On Nov. 3, I noticed that a new Twitter account was following me on that microblogging site, and its name intrigued me: @czyIKEAjestOK [is IKEA OK?]. It turns out that the account set up only a day before, on Nov. 2, belongs to an initiative of Polish citizens who work for IKEA via another, smaller, company called Solid Security, and who claim to be mistreated by those. They claim to be earning amounts below the national minimal wage, being assigned to work up to 16 hours daily and lacking the basic benefits, as we read on their Facebook page [POL]:
Our employers lower our wages, but also make us sign fictional contracts depriving us of the basic rights like annual leave or sick leave benefits.
When representatives of the employees entered IKEA building to turn in a copy of their petition containing the above-mentioned issues and signed by all of the affected, hoping to be able to talk to an IKEA spokesman, they were asked to leave the building by the head of security himself. This situation was filmed and is available on all of their social media sites.
The initiative's blog explains the main question they are raising via the on-line campaign [POL]:
We work for IKEA, but officially we are employed by another company. We earn low wages, we have no social fund. Buying medicine, illness is a financial catastrophe for us. IKEA washed their hands off it – officially they are not responsible. Is this OK?
It also hosts a voting where you can choose between ‘I am not bothered’ and ‘ I think it's not OK’ options.
‘And you, what do you think? Do you think IKEA is OK? Have your say:
I am not bothered. / It's not OK.’
On their site, in the FAQ section, we find a reason why the citizens have decided to contact IKEA directly to address their issues [POL]:
Of course we wanted to talk to Solid Security, the company which employed us, first, but we were ignored. Solid are aware of their position and the advantage they have over their employees, so any conversation is very difficult. That's why we decided to seek support at the company that pays Solid and thus can have a huge impact on their operations.
This initiative was picked up by a few on-line news portals, and was described by Interaktywnie.com (a Polish social media marketing portal) in a news article, where commentators praised the neat build-up of the on-line campaign. Generally, however, there is a small amount of reactions on-line, which focus mainly on questioning why IKEA was targeted instead of Solid Security, pointing out that no-one is forced to work there, and waiting to see how the initiative develops.
On a portal dedicated to the industry news, Abenador states [POL]:
I have no idea if IKEA is OK or not, but when it comes to work conditions at SOLID, their employees should talk to … SOLID. Including IKEA in this argument is probably unnecessary and makes no sense (they are not the employers).
Aaa2 responds to this on a different forum [POL]:
Of course the employees did go to SOLID, too. IKEA is one of the largest clients of Solid and it is also said to be socially responsible. It cannot avoid the responsibility for employees working on their grounds, if it is so sensitive socially.

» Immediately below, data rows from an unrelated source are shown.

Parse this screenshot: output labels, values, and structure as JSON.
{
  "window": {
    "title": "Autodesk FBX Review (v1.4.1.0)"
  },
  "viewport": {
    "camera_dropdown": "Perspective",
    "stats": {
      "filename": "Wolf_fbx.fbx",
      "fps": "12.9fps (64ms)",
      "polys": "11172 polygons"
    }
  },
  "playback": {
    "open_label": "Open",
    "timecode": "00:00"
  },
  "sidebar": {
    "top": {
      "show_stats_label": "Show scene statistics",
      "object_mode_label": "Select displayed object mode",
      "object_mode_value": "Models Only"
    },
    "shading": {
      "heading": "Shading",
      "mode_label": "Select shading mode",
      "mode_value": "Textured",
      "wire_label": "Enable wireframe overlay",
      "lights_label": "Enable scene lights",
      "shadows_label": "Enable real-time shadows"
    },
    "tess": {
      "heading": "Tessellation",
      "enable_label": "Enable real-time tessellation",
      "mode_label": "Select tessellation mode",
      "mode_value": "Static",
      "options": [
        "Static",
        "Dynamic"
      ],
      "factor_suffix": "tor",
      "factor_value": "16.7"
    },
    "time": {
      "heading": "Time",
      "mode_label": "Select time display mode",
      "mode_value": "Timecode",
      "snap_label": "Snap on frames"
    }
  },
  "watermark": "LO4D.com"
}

Dink points out in a board discussion:
work at IKEA is not mandatory
On Wykop (a Polish version of Digg.com), crea says [POL]:

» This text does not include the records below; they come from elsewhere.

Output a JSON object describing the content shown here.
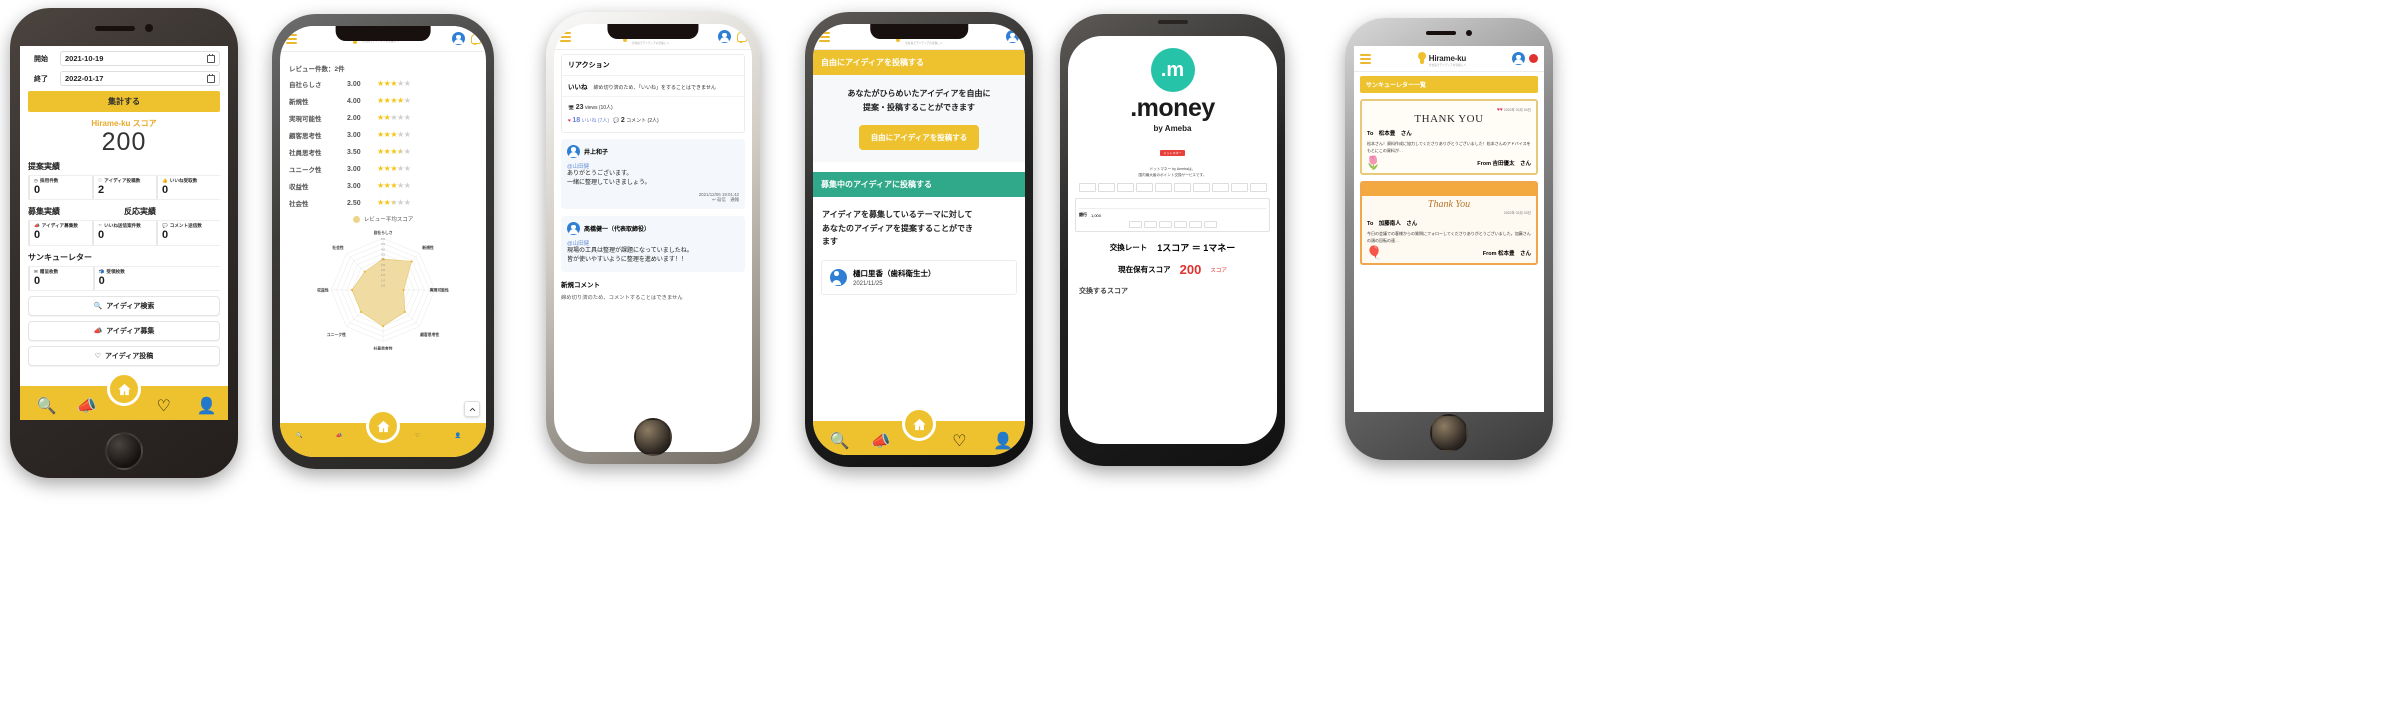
{
  "phone1": {
    "form": {
      "start_label": "開始",
      "start_value": "2021-10-19",
      "end_label": "終了",
      "end_value": "2022-01-17",
      "submit_label": "集計する"
    },
    "score": {
      "title": "Hirame-ku スコア",
      "value": "200"
    },
    "sections": [
      {
        "title": "提案実績",
        "stats": [
          {
            "label": "採用件数",
            "value": "0",
            "icon": "check-badge-icon"
          },
          {
            "label": "アイディア投稿数",
            "value": "2",
            "icon": "bulb-icon"
          },
          {
            "label": "いいね受取数",
            "value": "0",
            "icon": "thumb-up-icon"
          }
        ]
      }
    ],
    "dual": {
      "left_title": "募集実績",
      "right_title": "反応実績"
    },
    "dual_stats": [
      {
        "label": "アイディア募集数",
        "value": "0",
        "icon": "megaphone-icon"
      },
      {
        "label": "いいね送信案件数",
        "value": "0",
        "icon": "hand-icon"
      },
      {
        "label": "コメント送信数",
        "value": "0",
        "icon": "comment-icon"
      }
    ],
    "thanks": {
      "title": "サンキューレター",
      "stats": [
        {
          "label": "贈呈枚数",
          "value": "0",
          "icon": "envelope-icon"
        },
        {
          "label": "受領枚数",
          "value": "0",
          "icon": "mailbox-icon"
        }
      ]
    },
    "actions": [
      {
        "label": "アイディア検索",
        "icon": "search-icon"
      },
      {
        "label": "アイディア募集",
        "icon": "megaphone-icon"
      },
      {
        "label": "アイディア投稿",
        "icon": "bulb-icon"
      }
    ],
    "nav": [
      "search-icon",
      "megaphone-icon",
      "home-icon",
      "bulb-icon",
      "person-icon"
    ]
  },
  "phone2": {
    "brand": {
      "name": "Hirame-ku",
      "tagline": "全社員でアイディアの宝探しへ"
    },
    "review_count_label": "レビュー件数：2件",
    "reviews": [
      {
        "name": "自社らしさ",
        "score": "3.00",
        "stars": 3.0
      },
      {
        "name": "新規性",
        "score": "4.00",
        "stars": 4.0
      },
      {
        "name": "実現可能性",
        "score": "2.00",
        "stars": 2.0
      },
      {
        "name": "顧客思考性",
        "score": "3.00",
        "stars": 3.0
      },
      {
        "name": "社員思考性",
        "score": "3.50",
        "stars": 3.5
      },
      {
        "name": "ユニーク性",
        "score": "3.00",
        "stars": 3.0
      },
      {
        "name": "収益性",
        "score": "3.00",
        "stars": 3.0
      },
      {
        "name": "社会性",
        "score": "2.50",
        "stars": 2.5
      }
    ],
    "legend_label": "レビュー平均スコア",
    "chart_data": {
      "type": "radar",
      "title": "レビュー平均スコア",
      "categories": [
        "自社らしさ",
        "新規性",
        "実現可能性",
        "顧客思考性",
        "社員思考性",
        "ユニーク性",
        "収益性",
        "社会性"
      ],
      "values": [
        3.0,
        4.0,
        2.0,
        3.0,
        3.5,
        3.0,
        3.0,
        2.5
      ],
      "ticks": [
        "0.5",
        "1.0",
        "1.5",
        "2.0",
        "2.5",
        "3.0",
        "3.5",
        "4.0",
        "4.5",
        "5.0"
      ],
      "rlim": [
        0,
        5
      ],
      "series_name": "レビュー平均スコア",
      "legend_position": "top",
      "grid": true
    },
    "scroll_top_icon": "chevron-up-icon"
  },
  "phone3": {
    "reaction": {
      "title": "リアクション",
      "like_label": "いいね",
      "like_note": "締め切り済のため、「いいね」をすることはできません",
      "views": "23",
      "views_unit": "views (10人)",
      "likes": "18",
      "likes_unit": "いいね (7人)",
      "comments": "2",
      "comments_unit": "コメント (2人)"
    },
    "comments": [
      {
        "author": "井上和子",
        "mention": "@山田健",
        "body": "ありがとうございます。\n一緒に整理していきましょう。",
        "time": "2021/12/06 19:01:42",
        "actions": "返信　通報"
      },
      {
        "author": "髙橋健一（代表取締役）",
        "mention": "@山田健",
        "body": "現場の工具は整理が課題になっていましたね。\n皆が使いやすいように整理を進めいます！！",
        "time": "",
        "actions": ""
      }
    ],
    "new_comment": {
      "title": "新規コメント",
      "note": "締め切り済のため、コメントすることはできません"
    }
  },
  "phone4": {
    "free_post": {
      "banner": "自由にアイディアを投稿する",
      "description": "あなたがひらめいたアイディアを自由に\n提案・投稿することができます",
      "cta": "自由にアイディアを投稿する"
    },
    "recruit": {
      "banner": "募集中のアイディアに投稿する",
      "description": "アイディアを募集しているテーマに対して\nあなたのアイディアを提案することができ\nます"
    },
    "user": {
      "name": "樋口里香（歯科衛生士）",
      "date": "2021/11/25"
    }
  },
  "phone5": {
    "logo_mark": ".m",
    "title": ".money",
    "by_label": "by Ameba",
    "badge": "ドットマネー",
    "note": "ドットマネー by Amebaは、\n国内最大級のポイント交換サービスです。",
    "exchange": {
      "label": "交換レート",
      "value": "1スコア ＝ 1マネー"
    },
    "holdings": {
      "label": "現在保有スコア",
      "value": "200",
      "unit": "スコア"
    },
    "exchange_input_label": "交換するスコア",
    "bank_label": "銀行",
    "bank_amount": "1,000"
  },
  "phone6": {
    "header": "サンキューレター一覧",
    "letters": [
      {
        "style": "thankyou",
        "title": "THANK YOU",
        "date": "2022年 02月 04日",
        "to": "To　松本豊　さん",
        "body": "松本さん！資料作成に協力してくださりありがとうございました！松本さんのアドバイスをもとにこの資料が…",
        "from": "From 吉田優太　さん"
      },
      {
        "style": "thank-you-script",
        "title": "Thank You",
        "date": "2022年 02月 03日",
        "to": "To　加藤南人　さん",
        "body": "今日の会議での客様からの質問にフォローしてくださりありがとうございました。加藤さんの頭の回転の速…",
        "from": "From 松本豊　さん"
      }
    ]
  },
  "theme": {
    "brand_yellow": "#eec22e",
    "accent_green": "#2fa98a",
    "star_on": "#f5c518",
    "star_off": "#cfcfcf",
    "red": "#e0322e",
    "blue_avatar": "#2f7fd4"
  }
}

I must say it's not a good situation…but it's a corporation, so it will be difficult to win with them..
Przemek postshis opinion on an HR portal:

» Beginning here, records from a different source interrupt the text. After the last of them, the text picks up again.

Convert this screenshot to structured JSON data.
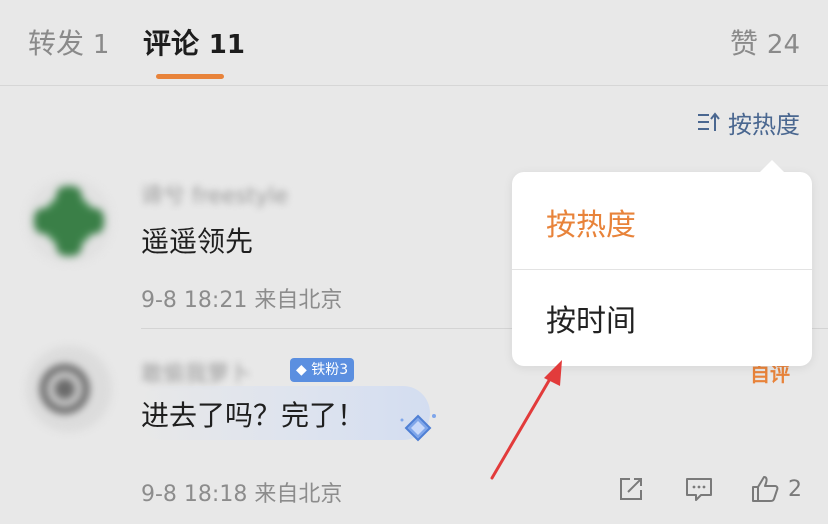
{
  "tabs": {
    "repost": {
      "label": "转发",
      "count": "1"
    },
    "comment": {
      "label": "评论",
      "count": "11"
    },
    "like": {
      "label": "赞",
      "count": "24"
    }
  },
  "sort": {
    "label": "按热度",
    "icon": "sort-icon"
  },
  "dropdown": {
    "items": [
      {
        "label": "按热度",
        "selected": true
      },
      {
        "label": "按时间",
        "selected": false
      }
    ]
  },
  "comments": [
    {
      "username": "谛兮 freestyle",
      "text": "遥遥领先",
      "meta": "9-8 18:21 来自北京"
    },
    {
      "username": "敢偷我萝卜",
      "badge": "铁粉3",
      "text": "进去了吗？完了！",
      "meta": "9-8 18:18 来自北京",
      "author_tag": "自评",
      "likes": "2"
    }
  ],
  "colors": {
    "accent": "#e8833a",
    "link": "#4a6790",
    "badge": "#5b8fe0",
    "annotation": "#e23b3b"
  }
}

As I understand, Mr Roman and his company do understand the amount of brand damage they are causing… But it's not the scale of brand damage which requires serious treatment of similar cases. I will watch with interest how this case develops, mainly in the social media.
This action conduced mainly via social media channels with usage of both visual and textual content grows in followers on Twitter, Facebook and in views on YouTube, as well as in numbers of votes on the main site. Representatives of Global Union from Sweden, USA, Italy, Ireland, Holland and other countries have expressed their concerns about the case of the Polish employees in a document published on Facebook. After four weeks since the original incident, both companies remain silent.